### Data provided
==*==

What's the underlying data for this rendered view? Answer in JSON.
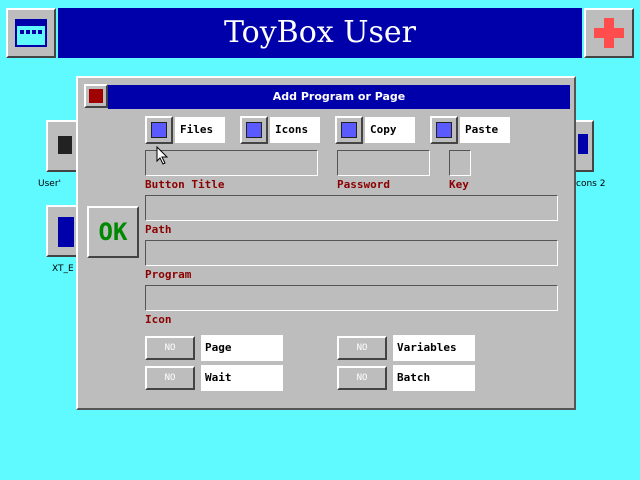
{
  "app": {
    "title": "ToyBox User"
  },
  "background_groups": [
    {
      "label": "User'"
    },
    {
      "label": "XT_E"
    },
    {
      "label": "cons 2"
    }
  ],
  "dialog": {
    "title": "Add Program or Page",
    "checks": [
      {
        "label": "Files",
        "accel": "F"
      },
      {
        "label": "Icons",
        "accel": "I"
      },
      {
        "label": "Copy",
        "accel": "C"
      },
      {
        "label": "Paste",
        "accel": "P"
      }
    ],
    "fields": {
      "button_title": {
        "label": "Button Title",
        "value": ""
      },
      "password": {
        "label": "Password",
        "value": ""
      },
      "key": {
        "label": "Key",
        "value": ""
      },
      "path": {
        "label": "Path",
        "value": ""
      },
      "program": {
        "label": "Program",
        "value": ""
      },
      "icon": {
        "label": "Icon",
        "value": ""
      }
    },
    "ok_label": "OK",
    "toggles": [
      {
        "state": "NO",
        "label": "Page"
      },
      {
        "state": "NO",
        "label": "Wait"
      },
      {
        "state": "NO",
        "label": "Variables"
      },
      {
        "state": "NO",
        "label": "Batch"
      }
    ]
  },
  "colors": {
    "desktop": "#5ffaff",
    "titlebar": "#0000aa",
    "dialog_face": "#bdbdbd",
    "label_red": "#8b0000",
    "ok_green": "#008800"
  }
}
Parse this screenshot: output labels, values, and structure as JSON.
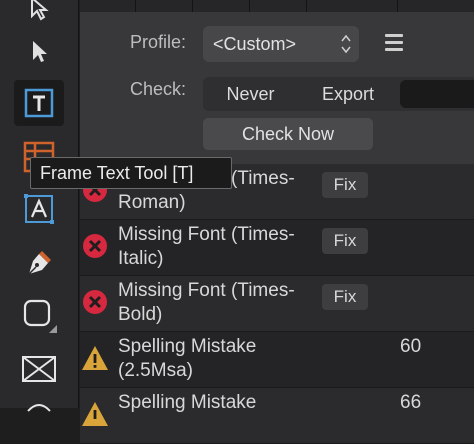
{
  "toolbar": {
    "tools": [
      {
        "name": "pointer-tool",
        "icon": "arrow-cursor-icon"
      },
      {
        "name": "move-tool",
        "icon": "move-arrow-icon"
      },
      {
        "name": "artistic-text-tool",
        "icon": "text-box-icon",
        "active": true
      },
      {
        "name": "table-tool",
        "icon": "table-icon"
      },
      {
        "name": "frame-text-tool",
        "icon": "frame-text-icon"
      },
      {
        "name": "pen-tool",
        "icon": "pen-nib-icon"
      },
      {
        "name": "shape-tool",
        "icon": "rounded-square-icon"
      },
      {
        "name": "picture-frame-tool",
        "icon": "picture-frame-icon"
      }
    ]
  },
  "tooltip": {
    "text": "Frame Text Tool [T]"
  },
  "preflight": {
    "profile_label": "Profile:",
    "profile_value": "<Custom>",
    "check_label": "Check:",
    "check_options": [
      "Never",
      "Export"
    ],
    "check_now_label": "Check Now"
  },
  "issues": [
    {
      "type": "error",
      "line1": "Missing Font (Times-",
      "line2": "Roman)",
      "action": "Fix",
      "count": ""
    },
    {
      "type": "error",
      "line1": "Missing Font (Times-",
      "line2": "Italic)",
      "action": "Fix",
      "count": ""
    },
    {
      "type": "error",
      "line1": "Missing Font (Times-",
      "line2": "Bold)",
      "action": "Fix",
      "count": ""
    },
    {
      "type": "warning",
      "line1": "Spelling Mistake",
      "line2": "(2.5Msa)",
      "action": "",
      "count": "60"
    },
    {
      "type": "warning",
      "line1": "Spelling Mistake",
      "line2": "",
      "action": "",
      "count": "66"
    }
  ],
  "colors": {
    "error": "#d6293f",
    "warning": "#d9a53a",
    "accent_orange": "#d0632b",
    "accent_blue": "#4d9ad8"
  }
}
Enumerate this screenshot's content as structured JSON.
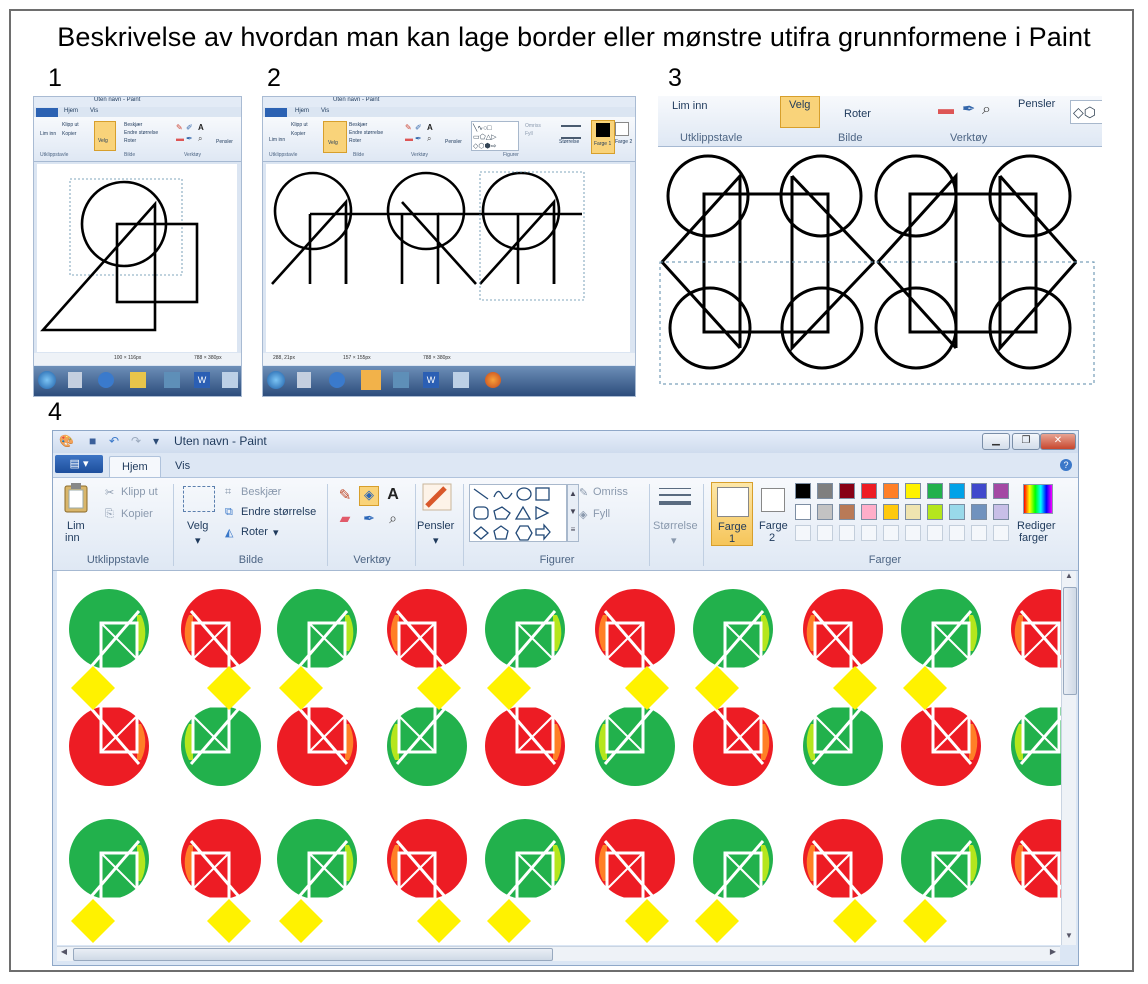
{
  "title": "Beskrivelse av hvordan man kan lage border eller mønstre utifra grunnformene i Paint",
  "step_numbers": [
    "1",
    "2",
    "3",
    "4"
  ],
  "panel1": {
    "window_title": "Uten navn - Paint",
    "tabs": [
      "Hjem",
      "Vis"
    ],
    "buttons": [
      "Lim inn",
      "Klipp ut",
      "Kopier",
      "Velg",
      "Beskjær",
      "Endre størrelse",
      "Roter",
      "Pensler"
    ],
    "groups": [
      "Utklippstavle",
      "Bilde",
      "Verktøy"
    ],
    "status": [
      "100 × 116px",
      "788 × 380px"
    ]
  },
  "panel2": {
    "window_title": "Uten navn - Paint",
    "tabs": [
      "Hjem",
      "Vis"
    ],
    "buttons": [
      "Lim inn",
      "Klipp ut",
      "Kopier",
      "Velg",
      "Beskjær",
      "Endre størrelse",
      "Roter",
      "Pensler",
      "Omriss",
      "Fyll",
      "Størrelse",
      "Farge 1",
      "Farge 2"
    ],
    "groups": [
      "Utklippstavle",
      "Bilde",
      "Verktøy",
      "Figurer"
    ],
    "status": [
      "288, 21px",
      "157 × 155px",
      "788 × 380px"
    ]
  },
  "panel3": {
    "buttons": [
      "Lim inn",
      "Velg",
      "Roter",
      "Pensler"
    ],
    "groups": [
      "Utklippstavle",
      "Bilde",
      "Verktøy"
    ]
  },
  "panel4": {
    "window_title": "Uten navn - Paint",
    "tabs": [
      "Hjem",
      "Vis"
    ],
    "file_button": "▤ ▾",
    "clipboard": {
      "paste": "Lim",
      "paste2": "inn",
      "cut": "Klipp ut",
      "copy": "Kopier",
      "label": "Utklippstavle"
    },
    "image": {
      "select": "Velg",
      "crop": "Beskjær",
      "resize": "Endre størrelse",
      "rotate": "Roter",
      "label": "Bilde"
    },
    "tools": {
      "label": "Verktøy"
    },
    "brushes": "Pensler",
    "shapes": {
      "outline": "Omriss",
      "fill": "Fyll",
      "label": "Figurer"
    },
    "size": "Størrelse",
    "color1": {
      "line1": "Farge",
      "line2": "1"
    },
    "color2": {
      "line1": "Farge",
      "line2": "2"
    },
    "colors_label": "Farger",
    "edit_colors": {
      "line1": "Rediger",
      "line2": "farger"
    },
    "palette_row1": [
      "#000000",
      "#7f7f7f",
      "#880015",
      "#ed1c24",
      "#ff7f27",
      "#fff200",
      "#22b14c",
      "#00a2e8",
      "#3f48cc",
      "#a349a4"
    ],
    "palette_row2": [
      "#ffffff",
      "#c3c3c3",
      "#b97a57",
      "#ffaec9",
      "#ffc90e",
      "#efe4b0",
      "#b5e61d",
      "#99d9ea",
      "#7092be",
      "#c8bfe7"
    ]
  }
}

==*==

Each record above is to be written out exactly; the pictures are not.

What's the underlying data for this rendered view? Answer in JSON.
{
  "app": {
    "title": "ToyBox User"
  },
  "background_groups": [
    {
      "label": "User'"
    },
    {
      "label": "XT_E"
    },
    {
      "label": "cons 2"
    }
  ],
  "dialog": {
    "title": "Add Program or Page",
    "checks": [
      {
        "label": "Files",
        "accel": "F"
      },
      {
        "label": "Icons",
        "accel": "I"
      },
      {
        "label": "Copy",
        "accel": "C"
      },
      {
        "label": "Paste",
        "accel": "P"
      }
    ],
    "fields": {
      "button_title": {
        "label": "Button Title",
        "value": ""
      },
      "password": {
        "label": "Password",
        "value": ""
      },
      "key": {
        "label": "Key",
        "value": ""
      },
      "path": {
        "label": "Path",
        "value": ""
      },
      "program": {
        "label": "Program",
        "value": ""
      },
      "icon": {
        "label": "Icon",
        "value": ""
      }
    },
    "ok_label": "OK",
    "toggles": [
      {
        "state": "NO",
        "label": "Page"
      },
      {
        "state": "NO",
        "label": "Wait"
      },
      {
        "state": "NO",
        "label": "Variables"
      },
      {
        "state": "NO",
        "label": "Batch"
      }
    ]
  },
  "colors": {
    "desktop": "#5ffaff",
    "titlebar": "#0000aa",
    "dialog_face": "#bdbdbd",
    "label_red": "#8b0000",
    "ok_green": "#008800"
  }
}
Parse this screenshot: output labels, values, and structure as JSON.
{
  "toolbar": {
    "tools": [
      {
        "name": "pointer-tool",
        "icon": "arrow-cursor-icon"
      },
      {
        "name": "move-tool",
        "icon": "move-arrow-icon"
      },
      {
        "name": "artistic-text-tool",
        "icon": "text-box-icon",
        "active": true
      },
      {
        "name": "table-tool",
        "icon": "table-icon"
      },
      {
        "name": "frame-text-tool",
        "icon": "frame-text-icon"
      },
      {
        "name": "pen-tool",
        "icon": "pen-nib-icon"
      },
      {
        "name": "shape-tool",
        "icon": "rounded-square-icon"
      },
      {
        "name": "picture-frame-tool",
        "icon": "picture-frame-icon"
      }
    ]
  },
  "tooltip": {
    "text": "Frame Text Tool [T]"
  },
  "preflight": {
    "profile_label": "Profile:",
    "profile_value": "<Custom>",
    "check_label": "Check:",
    "check_options": [
      "Never",
      "Export"
    ],
    "check_now_label": "Check Now"
  },
  "issues": [
    {
      "type": "error",
      "line1": "Missing Font (Times-",
      "line2": "Roman)",
      "action": "Fix",
      "count": ""
    },
    {
      "type": "error",
      "line1": "Missing Font (Times-",
      "line2": "Italic)",
      "action": "Fix",
      "count": ""
    },
    {
      "type": "error",
      "line1": "Missing Font (Times-",
      "line2": "Bold)",
      "action": "Fix",
      "count": ""
    },
    {
      "type": "warning",
      "line1": "Spelling Mistake",
      "line2": "(2.5Msa)",
      "action": "",
      "count": "60"
    },
    {
      "type": "warning",
      "line1": "Spelling Mistake",
      "line2": "",
      "action": "",
      "count": "66"
    }
  ],
  "colors": {
    "error": "#d6293f",
    "warning": "#d9a53a",
    "accent_orange": "#d0632b",
    "accent_blue": "#4d9ad8"
  }
}
Enumerate this screenshot's content as structured JSON.
{
  "title": "Beskrivelse av hvordan man kan lage border eller mønstre utifra grunnformene i Paint",
  "step_numbers": [
    "1",
    "2",
    "3",
    "4"
  ],
  "panel1": {
    "window_title": "Uten navn - Paint",
    "tabs": [
      "Hjem",
      "Vis"
    ],
    "buttons": [
      "Lim inn",
      "Klipp ut",
      "Kopier",
      "Velg",
      "Beskjær",
      "Endre størrelse",
      "Roter",
      "Pensler"
    ],
    "groups": [
      "Utklippstavle",
      "Bilde",
      "Verktøy"
    ],
    "status": [
      "100 × 116px",
      "788 × 380px"
    ]
  },
  "panel2": {
    "window_title": "Uten navn - Paint",
    "tabs": [
      "Hjem",
      "Vis"
    ],
    "buttons": [
      "Lim inn",
      "Klipp ut",
      "Kopier",
      "Velg",
      "Beskjær",
      "Endre størrelse",
      "Roter",
      "Pensler",
      "Omriss",
      "Fyll",
      "Størrelse",
      "Farge 1",
      "Farge 2"
    ],
    "groups": [
      "Utklippstavle",
      "Bilde",
      "Verktøy",
      "Figurer"
    ],
    "status": [
      "288, 21px",
      "157 × 155px",
      "788 × 380px"
    ]
  },
  "panel3": {
    "buttons": [
      "Lim inn",
      "Velg",
      "Roter",
      "Pensler"
    ],
    "groups": [
      "Utklippstavle",
      "Bilde",
      "Verktøy"
    ]
  },
  "panel4": {
    "window_title": "Uten navn - Paint",
    "tabs": [
      "Hjem",
      "Vis"
    ],
    "file_button": "▤ ▾",
    "clipboard": {
      "paste": "Lim",
      "paste2": "inn",
      "cut": "Klipp ut",
      "copy": "Kopier",
      "label": "Utklippstavle"
    },
    "image": {
      "select": "Velg",
      "crop": "Beskjær",
      "resize": "Endre størrelse",
      "rotate": "Roter",
      "label": "Bilde"
    },
    "tools": {
      "label": "Verktøy"
    },
    "brushes": "Pensler",
    "shapes": {
      "outline": "Omriss",
      "fill": "Fyll",
      "label": "Figurer"
    },
    "size": "Størrelse",
    "color1": {
      "line1": "Farge",
      "line2": "1"
    },
    "color2": {
      "line1": "Farge",
      "line2": "2"
    },
    "colors_label": "Farger",
    "edit_colors": {
      "line1": "Rediger",
      "line2": "farger"
    },
    "palette_row1": [
      "#000000",
      "#7f7f7f",
      "#880015",
      "#ed1c24",
      "#ff7f27",
      "#fff200",
      "#22b14c",
      "#00a2e8",
      "#3f48cc",
      "#a349a4"
    ],
    "palette_row2": [
      "#ffffff",
      "#c3c3c3",
      "#b97a57",
      "#ffaec9",
      "#ffc90e",
      "#efe4b0",
      "#b5e61d",
      "#99d9ea",
      "#7092be",
      "#c8bfe7"
    ]
  }
}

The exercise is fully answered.